[INFORMATION SHOWN]

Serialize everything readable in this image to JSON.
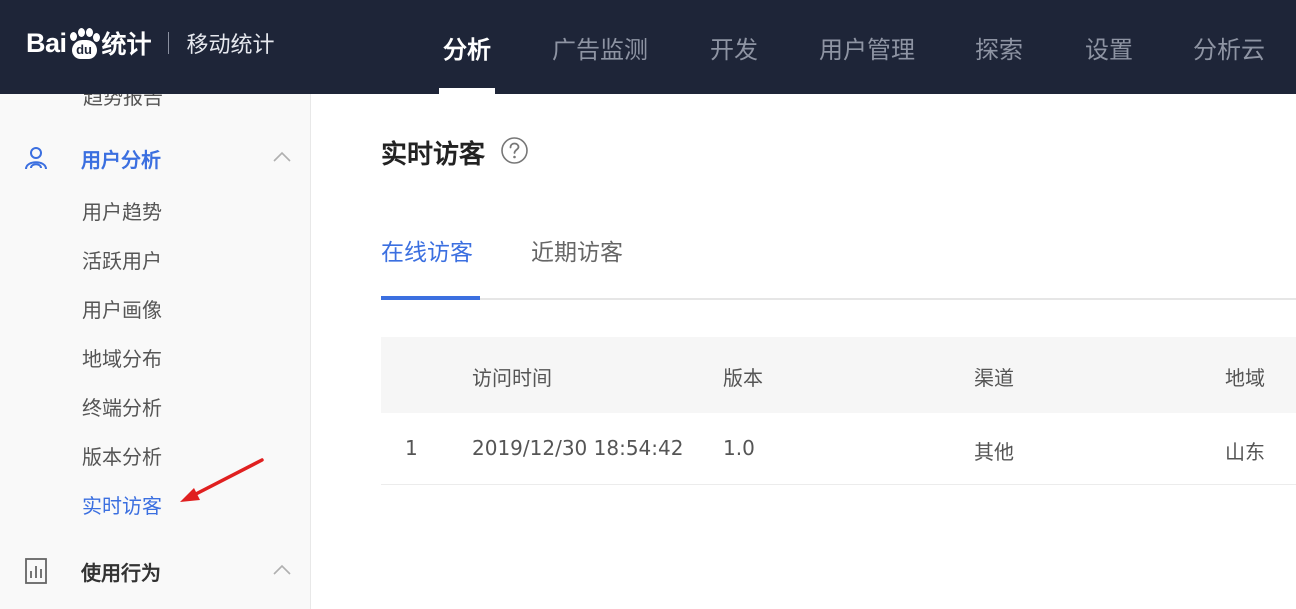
{
  "header": {
    "logo": {
      "brand": "Bai",
      "brand_du": "du",
      "brand_suffix": "统计",
      "product": "移动统计"
    },
    "nav": [
      {
        "label": "分析",
        "active": true
      },
      {
        "label": "广告监测"
      },
      {
        "label": "开发"
      },
      {
        "label": "用户管理"
      },
      {
        "label": "探索"
      },
      {
        "label": "设置"
      },
      {
        "label": "分析云"
      }
    ]
  },
  "sidebar": {
    "cut_item": "趋势报告",
    "groups": [
      {
        "label": "用户分析",
        "icon": "user-icon",
        "expanded": true,
        "active": true,
        "items": [
          {
            "label": "用户趋势"
          },
          {
            "label": "活跃用户"
          },
          {
            "label": "用户画像"
          },
          {
            "label": "地域分布"
          },
          {
            "label": "终端分析"
          },
          {
            "label": "版本分析"
          },
          {
            "label": "实时访客",
            "active": true
          }
        ]
      },
      {
        "label": "使用行为",
        "icon": "bar-chart-icon",
        "expanded": true
      }
    ]
  },
  "main": {
    "title": "实时访客",
    "tabs": [
      {
        "label": "在线访客",
        "active": true
      },
      {
        "label": "近期访客"
      }
    ],
    "table": {
      "columns": [
        "",
        "访问时间",
        "版本",
        "渠道",
        "地域"
      ],
      "rows": [
        [
          "1",
          "2019/12/30 18:54:42",
          "1.0",
          "其他",
          "山东"
        ]
      ]
    }
  },
  "colors": {
    "topbar": "#1e2538",
    "accent": "#3b6fe0",
    "annotation_arrow": "#e02020"
  }
}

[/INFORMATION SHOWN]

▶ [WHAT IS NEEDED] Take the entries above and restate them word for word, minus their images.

▶ [WRITTEN RESPONSE]
Serialize everything readable in this image to JSON.
{
  "header": {
    "logo": {
      "brand": "Bai",
      "brand_du": "du",
      "brand_suffix": "统计",
      "product": "移动统计"
    },
    "nav": [
      {
        "label": "分析",
        "active": true
      },
      {
        "label": "广告监测"
      },
      {
        "label": "开发"
      },
      {
        "label": "用户管理"
      },
      {
        "label": "探索"
      },
      {
        "label": "设置"
      },
      {
        "label": "分析云"
      }
    ]
  },
  "sidebar": {
    "cut_item": "趋势报告",
    "groups": [
      {
        "label": "用户分析",
        "icon": "user-icon",
        "expanded": true,
        "active": true,
        "items": [
          {
            "label": "用户趋势"
          },
          {
            "label": "活跃用户"
          },
          {
            "label": "用户画像"
          },
          {
            "label": "地域分布"
          },
          {
            "label": "终端分析"
          },
          {
            "label": "版本分析"
          },
          {
            "label": "实时访客",
            "active": true
          }
        ]
      },
      {
        "label": "使用行为",
        "icon": "bar-chart-icon",
        "expanded": true
      }
    ]
  },
  "main": {
    "title": "实时访客",
    "tabs": [
      {
        "label": "在线访客",
        "active": true
      },
      {
        "label": "近期访客"
      }
    ],
    "table": {
      "columns": [
        "",
        "访问时间",
        "版本",
        "渠道",
        "地域"
      ],
      "rows": [
        [
          "1",
          "2019/12/30 18:54:42",
          "1.0",
          "其他",
          "山东"
        ]
      ]
    }
  },
  "colors": {
    "topbar": "#1e2538",
    "accent": "#3b6fe0",
    "annotation_arrow": "#e02020"
  }
}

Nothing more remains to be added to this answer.